* Dataset rows for apps and sites *
----

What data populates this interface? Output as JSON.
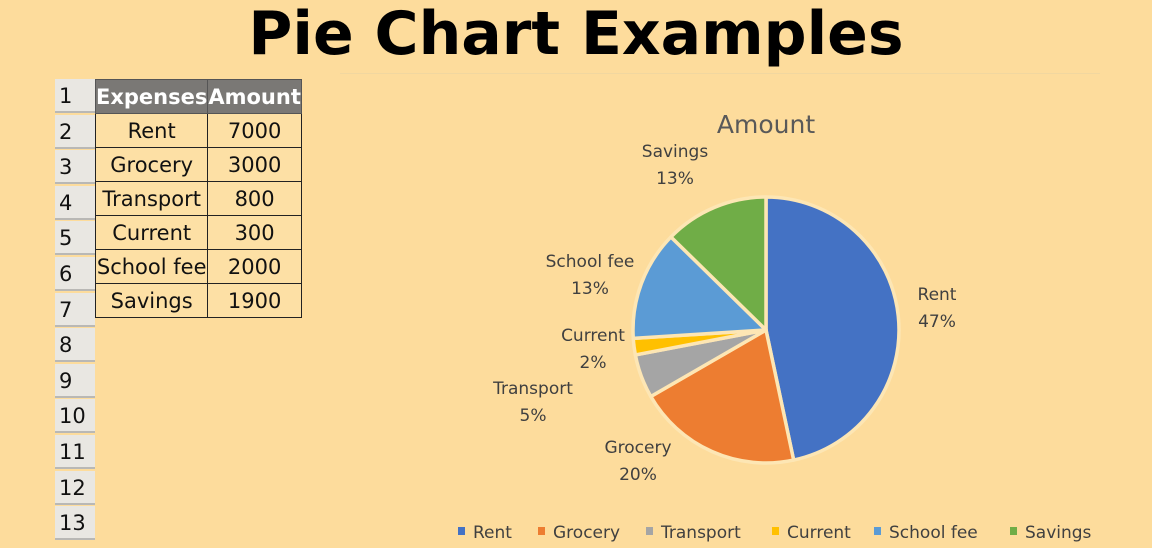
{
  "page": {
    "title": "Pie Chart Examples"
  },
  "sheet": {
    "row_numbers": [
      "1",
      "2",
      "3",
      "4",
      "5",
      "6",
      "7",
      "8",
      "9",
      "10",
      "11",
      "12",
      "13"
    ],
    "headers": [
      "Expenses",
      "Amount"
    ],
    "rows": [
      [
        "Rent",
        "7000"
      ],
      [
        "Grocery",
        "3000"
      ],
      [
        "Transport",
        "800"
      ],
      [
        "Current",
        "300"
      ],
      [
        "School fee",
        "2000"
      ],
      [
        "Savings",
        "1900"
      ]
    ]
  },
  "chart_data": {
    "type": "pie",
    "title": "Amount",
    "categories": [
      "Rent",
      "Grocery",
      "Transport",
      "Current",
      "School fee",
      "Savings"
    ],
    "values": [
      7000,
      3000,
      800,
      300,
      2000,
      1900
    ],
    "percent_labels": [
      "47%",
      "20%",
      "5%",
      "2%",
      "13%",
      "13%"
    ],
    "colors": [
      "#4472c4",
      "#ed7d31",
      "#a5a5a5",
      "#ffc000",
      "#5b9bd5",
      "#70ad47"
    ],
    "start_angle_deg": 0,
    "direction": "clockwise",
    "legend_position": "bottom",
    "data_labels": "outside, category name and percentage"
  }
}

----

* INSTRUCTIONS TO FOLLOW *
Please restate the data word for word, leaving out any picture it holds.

* ANSWER BELOW *
What data populates this interface? Output as JSON.
{
  "page": {
    "title": "Pie Chart Examples"
  },
  "sheet": {
    "row_numbers": [
      "1",
      "2",
      "3",
      "4",
      "5",
      "6",
      "7",
      "8",
      "9",
      "10",
      "11",
      "12",
      "13"
    ],
    "headers": [
      "Expenses",
      "Amount"
    ],
    "rows": [
      [
        "Rent",
        "7000"
      ],
      [
        "Grocery",
        "3000"
      ],
      [
        "Transport",
        "800"
      ],
      [
        "Current",
        "300"
      ],
      [
        "School fee",
        "2000"
      ],
      [
        "Savings",
        "1900"
      ]
    ]
  },
  "chart_data": {
    "type": "pie",
    "title": "Amount",
    "categories": [
      "Rent",
      "Grocery",
      "Transport",
      "Current",
      "School fee",
      "Savings"
    ],
    "values": [
      7000,
      3000,
      800,
      300,
      2000,
      1900
    ],
    "percent_labels": [
      "47%",
      "20%",
      "5%",
      "2%",
      "13%",
      "13%"
    ],
    "colors": [
      "#4472c4",
      "#ed7d31",
      "#a5a5a5",
      "#ffc000",
      "#5b9bd5",
      "#70ad47"
    ],
    "start_angle_deg": 0,
    "direction": "clockwise",
    "legend_position": "bottom",
    "data_labels": "outside, category name and percentage"
  }
}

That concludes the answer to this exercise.